(Dataset items)
----------

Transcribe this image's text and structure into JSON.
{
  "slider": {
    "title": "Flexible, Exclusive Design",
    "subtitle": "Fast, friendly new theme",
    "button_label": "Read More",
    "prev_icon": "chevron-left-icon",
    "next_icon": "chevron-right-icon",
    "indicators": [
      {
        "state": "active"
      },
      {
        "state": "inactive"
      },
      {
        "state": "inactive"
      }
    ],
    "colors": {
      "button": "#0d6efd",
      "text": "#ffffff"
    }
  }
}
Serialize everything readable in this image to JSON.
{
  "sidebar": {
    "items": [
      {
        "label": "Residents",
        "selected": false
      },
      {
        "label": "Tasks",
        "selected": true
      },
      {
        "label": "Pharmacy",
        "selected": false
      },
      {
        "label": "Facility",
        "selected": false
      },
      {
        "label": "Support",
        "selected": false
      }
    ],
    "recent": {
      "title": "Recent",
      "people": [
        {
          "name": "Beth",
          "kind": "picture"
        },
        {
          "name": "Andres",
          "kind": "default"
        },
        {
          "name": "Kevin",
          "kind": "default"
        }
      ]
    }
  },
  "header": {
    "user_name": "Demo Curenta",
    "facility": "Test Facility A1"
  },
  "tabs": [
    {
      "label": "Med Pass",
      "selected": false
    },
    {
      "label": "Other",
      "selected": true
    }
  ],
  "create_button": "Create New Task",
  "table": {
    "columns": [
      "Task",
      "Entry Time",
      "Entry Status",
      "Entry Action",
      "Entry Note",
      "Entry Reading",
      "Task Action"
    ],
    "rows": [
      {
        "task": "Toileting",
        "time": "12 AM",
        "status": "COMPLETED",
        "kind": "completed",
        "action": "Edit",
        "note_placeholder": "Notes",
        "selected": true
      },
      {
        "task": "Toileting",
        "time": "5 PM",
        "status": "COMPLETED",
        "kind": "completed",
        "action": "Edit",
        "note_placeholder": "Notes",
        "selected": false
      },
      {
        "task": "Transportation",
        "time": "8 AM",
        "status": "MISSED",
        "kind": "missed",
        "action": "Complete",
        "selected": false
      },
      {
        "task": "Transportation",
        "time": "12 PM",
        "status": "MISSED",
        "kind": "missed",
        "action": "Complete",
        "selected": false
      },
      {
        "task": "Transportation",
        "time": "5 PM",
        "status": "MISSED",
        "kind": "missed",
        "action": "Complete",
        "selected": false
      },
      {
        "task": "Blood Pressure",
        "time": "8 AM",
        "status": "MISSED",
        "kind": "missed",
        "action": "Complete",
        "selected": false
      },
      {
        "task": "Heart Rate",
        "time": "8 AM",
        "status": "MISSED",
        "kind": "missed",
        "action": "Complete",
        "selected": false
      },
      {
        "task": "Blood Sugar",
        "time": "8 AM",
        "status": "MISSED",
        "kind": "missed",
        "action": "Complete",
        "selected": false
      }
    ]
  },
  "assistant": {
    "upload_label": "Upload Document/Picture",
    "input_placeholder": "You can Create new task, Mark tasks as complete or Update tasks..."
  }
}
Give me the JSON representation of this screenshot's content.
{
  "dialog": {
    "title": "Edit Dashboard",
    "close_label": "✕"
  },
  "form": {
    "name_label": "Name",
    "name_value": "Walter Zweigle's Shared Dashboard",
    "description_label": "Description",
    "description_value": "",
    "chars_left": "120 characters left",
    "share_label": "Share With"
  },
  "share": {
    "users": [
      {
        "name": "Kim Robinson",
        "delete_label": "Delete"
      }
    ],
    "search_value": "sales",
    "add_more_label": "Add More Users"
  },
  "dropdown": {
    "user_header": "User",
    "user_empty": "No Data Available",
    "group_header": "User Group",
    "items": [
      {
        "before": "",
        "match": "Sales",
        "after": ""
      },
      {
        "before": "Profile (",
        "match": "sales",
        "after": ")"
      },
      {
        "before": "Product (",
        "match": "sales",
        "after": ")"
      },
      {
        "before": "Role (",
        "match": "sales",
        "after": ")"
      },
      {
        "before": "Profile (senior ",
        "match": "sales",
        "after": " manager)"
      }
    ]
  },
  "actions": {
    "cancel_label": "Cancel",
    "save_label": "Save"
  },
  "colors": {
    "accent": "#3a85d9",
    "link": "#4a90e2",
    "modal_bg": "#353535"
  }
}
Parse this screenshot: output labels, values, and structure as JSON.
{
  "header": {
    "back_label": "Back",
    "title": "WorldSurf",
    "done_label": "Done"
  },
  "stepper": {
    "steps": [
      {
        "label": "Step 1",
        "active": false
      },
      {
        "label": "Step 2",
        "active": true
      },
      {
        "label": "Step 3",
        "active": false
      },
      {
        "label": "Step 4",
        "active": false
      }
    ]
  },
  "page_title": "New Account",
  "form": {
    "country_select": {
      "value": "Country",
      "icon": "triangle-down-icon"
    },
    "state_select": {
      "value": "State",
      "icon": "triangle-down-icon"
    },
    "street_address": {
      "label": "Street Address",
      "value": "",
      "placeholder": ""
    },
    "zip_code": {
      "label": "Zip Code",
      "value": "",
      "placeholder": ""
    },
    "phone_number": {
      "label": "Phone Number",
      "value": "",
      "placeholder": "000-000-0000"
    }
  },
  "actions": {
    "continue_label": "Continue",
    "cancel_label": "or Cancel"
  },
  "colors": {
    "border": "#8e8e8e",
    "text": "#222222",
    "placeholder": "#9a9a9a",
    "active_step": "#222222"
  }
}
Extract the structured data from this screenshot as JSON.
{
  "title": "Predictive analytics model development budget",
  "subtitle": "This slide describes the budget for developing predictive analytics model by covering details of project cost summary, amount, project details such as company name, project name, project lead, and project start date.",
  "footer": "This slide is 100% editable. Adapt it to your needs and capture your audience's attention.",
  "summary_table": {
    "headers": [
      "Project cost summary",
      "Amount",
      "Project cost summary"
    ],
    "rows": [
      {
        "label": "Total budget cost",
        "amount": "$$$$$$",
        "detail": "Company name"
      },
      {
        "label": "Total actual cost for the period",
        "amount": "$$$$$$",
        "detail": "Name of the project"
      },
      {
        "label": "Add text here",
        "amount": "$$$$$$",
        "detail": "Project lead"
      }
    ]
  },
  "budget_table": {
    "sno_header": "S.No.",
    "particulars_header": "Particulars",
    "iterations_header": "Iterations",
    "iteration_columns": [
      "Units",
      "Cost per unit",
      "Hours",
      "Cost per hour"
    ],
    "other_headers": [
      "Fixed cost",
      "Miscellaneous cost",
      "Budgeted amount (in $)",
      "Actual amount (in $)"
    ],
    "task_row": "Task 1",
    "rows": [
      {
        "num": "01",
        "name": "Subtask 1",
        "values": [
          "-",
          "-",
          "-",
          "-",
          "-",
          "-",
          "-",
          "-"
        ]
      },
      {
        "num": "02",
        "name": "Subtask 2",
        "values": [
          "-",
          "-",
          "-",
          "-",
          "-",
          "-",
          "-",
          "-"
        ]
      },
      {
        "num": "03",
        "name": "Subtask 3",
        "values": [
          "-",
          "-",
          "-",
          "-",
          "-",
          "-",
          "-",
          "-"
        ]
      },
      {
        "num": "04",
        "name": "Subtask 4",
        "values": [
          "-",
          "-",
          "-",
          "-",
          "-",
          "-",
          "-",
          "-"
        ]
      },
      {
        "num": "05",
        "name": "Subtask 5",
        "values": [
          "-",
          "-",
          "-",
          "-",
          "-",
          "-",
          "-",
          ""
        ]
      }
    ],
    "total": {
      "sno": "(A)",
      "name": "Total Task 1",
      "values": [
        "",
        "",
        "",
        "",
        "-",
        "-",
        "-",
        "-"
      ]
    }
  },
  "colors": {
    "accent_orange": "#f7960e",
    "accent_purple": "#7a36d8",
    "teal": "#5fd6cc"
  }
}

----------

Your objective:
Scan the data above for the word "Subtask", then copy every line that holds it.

Answer for this exercise:
        "name": "Subtask 1",
        "name": "Subtask 2",
        "name": "Subtask 3",
        "name": "Subtask 4",
        "name": "Subtask 5",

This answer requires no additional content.